■ Your instructions: Would you restate all the entries exactly, leaving nothing out?

*** Opening Stored data ***

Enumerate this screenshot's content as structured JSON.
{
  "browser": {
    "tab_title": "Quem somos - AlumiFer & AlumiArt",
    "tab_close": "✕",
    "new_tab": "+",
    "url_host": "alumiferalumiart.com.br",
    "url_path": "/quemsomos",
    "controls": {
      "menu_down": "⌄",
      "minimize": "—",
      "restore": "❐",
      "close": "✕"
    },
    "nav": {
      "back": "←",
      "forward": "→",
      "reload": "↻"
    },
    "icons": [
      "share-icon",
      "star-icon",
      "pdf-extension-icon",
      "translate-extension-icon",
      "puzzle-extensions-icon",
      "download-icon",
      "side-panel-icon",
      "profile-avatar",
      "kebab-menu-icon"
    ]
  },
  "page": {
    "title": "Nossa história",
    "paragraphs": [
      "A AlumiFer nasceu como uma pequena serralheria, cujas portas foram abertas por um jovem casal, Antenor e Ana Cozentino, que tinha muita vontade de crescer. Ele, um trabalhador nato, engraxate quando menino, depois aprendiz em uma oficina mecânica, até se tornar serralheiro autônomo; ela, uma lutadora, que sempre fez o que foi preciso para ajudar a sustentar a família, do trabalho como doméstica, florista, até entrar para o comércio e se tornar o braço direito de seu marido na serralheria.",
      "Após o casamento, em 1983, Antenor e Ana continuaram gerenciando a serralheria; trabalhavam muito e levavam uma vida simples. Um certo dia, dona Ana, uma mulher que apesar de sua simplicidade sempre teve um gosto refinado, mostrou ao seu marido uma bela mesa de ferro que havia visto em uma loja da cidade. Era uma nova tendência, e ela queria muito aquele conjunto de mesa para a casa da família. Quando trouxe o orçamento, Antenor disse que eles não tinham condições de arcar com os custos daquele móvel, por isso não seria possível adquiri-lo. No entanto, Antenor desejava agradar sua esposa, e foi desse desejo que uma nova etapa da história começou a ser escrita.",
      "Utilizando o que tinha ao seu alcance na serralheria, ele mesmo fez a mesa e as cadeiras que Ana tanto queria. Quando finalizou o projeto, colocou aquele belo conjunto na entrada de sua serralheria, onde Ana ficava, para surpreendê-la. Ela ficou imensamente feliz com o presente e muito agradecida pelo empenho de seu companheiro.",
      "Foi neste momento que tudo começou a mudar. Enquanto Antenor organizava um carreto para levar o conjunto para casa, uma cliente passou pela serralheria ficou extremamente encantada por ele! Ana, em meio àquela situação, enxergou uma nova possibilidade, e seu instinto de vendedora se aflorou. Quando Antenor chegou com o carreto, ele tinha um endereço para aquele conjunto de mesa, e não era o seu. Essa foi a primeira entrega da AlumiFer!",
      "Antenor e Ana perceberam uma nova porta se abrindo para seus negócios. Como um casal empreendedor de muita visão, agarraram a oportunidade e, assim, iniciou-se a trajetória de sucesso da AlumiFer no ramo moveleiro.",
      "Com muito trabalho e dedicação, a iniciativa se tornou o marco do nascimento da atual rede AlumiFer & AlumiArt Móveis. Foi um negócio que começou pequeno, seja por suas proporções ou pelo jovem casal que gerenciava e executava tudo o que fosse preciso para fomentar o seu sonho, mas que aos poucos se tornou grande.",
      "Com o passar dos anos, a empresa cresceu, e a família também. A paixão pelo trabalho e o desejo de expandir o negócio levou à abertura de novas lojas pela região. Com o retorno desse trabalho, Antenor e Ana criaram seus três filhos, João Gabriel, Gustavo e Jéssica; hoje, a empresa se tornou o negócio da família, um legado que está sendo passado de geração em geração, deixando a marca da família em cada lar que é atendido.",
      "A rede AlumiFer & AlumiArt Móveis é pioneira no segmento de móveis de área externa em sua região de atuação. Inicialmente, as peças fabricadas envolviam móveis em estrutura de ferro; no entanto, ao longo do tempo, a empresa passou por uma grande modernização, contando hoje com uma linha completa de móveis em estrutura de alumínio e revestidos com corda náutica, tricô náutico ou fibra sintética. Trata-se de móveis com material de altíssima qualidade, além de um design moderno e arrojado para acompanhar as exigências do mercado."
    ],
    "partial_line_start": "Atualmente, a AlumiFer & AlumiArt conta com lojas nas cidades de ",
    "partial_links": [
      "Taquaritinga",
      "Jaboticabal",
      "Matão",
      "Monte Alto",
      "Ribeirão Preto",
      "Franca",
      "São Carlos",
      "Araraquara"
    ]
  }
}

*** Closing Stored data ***

■ Output for this task:
Enumerate this screenshot's content as structured JSON.
{
  "browser": {
    "tab_title": "Quem somos - AlumiFer & AlumiArt",
    "tab_close": "✕",
    "new_tab": "+",
    "url_host": "alumiferalumiart.com.br",
    "url_path": "/quemsomos",
    "controls": {
      "menu_down": "⌄",
      "minimize": "—",
      "restore": "❐",
      "close": "✕"
    },
    "nav": {
      "back": "←",
      "forward": "→",
      "reload": "↻"
    },
    "icons": [
      "share-icon",
      "star-icon",
      "pdf-extension-icon",
      "translate-extension-icon",
      "puzzle-extensions-icon",
      "download-icon",
      "side-panel-icon",
      "profile-avatar",
      "kebab-menu-icon"
    ]
  },
  "page": {
    "title": "Nossa história",
    "paragraphs": [
      "A AlumiFer nasceu como uma pequena serralheria, cujas portas foram abertas por um jovem casal, Antenor e Ana Cozentino, que tinha muita vontade de crescer. Ele, um trabalhador nato, engraxate quando menino, depois aprendiz em uma oficina mecânica, até se tornar serralheiro autônomo; ela, uma lutadora, que sempre fez o que foi preciso para ajudar a sustentar a família, do trabalho como doméstica, florista, até entrar para o comércio e se tornar o braço direito de seu marido na serralheria.",
      "Após o casamento, em 1983, Antenor e Ana continuaram gerenciando a serralheria; trabalhavam muito e levavam uma vida simples. Um certo dia, dona Ana, uma mulher que apesar de sua simplicidade sempre teve um gosto refinado, mostrou ao seu marido uma bela mesa de ferro que havia visto em uma loja da cidade. Era uma nova tendência, e ela queria muito aquele conjunto de mesa para a casa da família. Quando trouxe o orçamento, Antenor disse que eles não tinham condições de arcar com os custos daquele móvel, por isso não seria possível adquiri-lo. No entanto, Antenor desejava agradar sua esposa, e foi desse desejo que uma nova etapa da história começou a ser escrita.",
      "Utilizando o que tinha ao seu alcance na serralheria, ele mesmo fez a mesa e as cadeiras que Ana tanto queria. Quando finalizou o projeto, colocou aquele belo conjunto na entrada de sua serralheria, onde Ana ficava, para surpreendê-la. Ela ficou imensamente feliz com o presente e muito agradecida pelo empenho de seu companheiro.",
      "Foi neste momento que tudo começou a mudar. Enquanto Antenor organizava um carreto para levar o conjunto para casa, uma cliente passou pela serralheria ficou extremamente encantada por ele! Ana, em meio àquela situação, enxergou uma nova possibilidade, e seu instinto de vendedora se aflorou. Quando Antenor chegou com o carreto, ele tinha um endereço para aquele conjunto de mesa, e não era o seu. Essa foi a primeira entrega da AlumiFer!",
      "Antenor e Ana perceberam uma nova porta se abrindo para seus negócios. Como um casal empreendedor de muita visão, agarraram a oportunidade e, assim, iniciou-se a trajetória de sucesso da AlumiFer no ramo moveleiro.",
      "Com muito trabalho e dedicação, a iniciativa se tornou o marco do nascimento da atual rede AlumiFer & AlumiArt Móveis. Foi um negócio que começou pequeno, seja por suas proporções ou pelo jovem casal que gerenciava e executava tudo o que fosse preciso para fomentar o seu sonho, mas que aos poucos se tornou grande.",
      "Com o passar dos anos, a empresa cresceu, e a família também. A paixão pelo trabalho e o desejo de expandir o negócio levou à abertura de novas lojas pela região. Com o retorno desse trabalho, Antenor e Ana criaram seus três filhos, João Gabriel, Gustavo e Jéssica; hoje, a empresa se tornou o negócio da família, um legado que está sendo passado de geração em geração, deixando a marca da família em cada lar que é atendido.",
      "A rede AlumiFer & AlumiArt Móveis é pioneira no segmento de móveis de área externa em sua região de atuação. Inicialmente, as peças fabricadas envolviam móveis em estrutura de ferro; no entanto, ao longo do tempo, a empresa passou por uma grande modernização, contando hoje com uma linha completa de móveis em estrutura de alumínio e revestidos com corda náutica, tricô náutico ou fibra sintética. Trata-se de móveis com material de altíssima qualidade, além de um design moderno e arrojado para acompanhar as exigências do mercado."
    ],
    "partial_line_start": "Atualmente, a AlumiFer & AlumiArt conta com lojas nas cidades de ",
    "partial_links": [
      "Taquaritinga",
      "Jaboticabal",
      "Matão",
      "Monte Alto",
      "Ribeirão Preto",
      "Franca",
      "São Carlos",
      "Araraquara"
    ]
  }
}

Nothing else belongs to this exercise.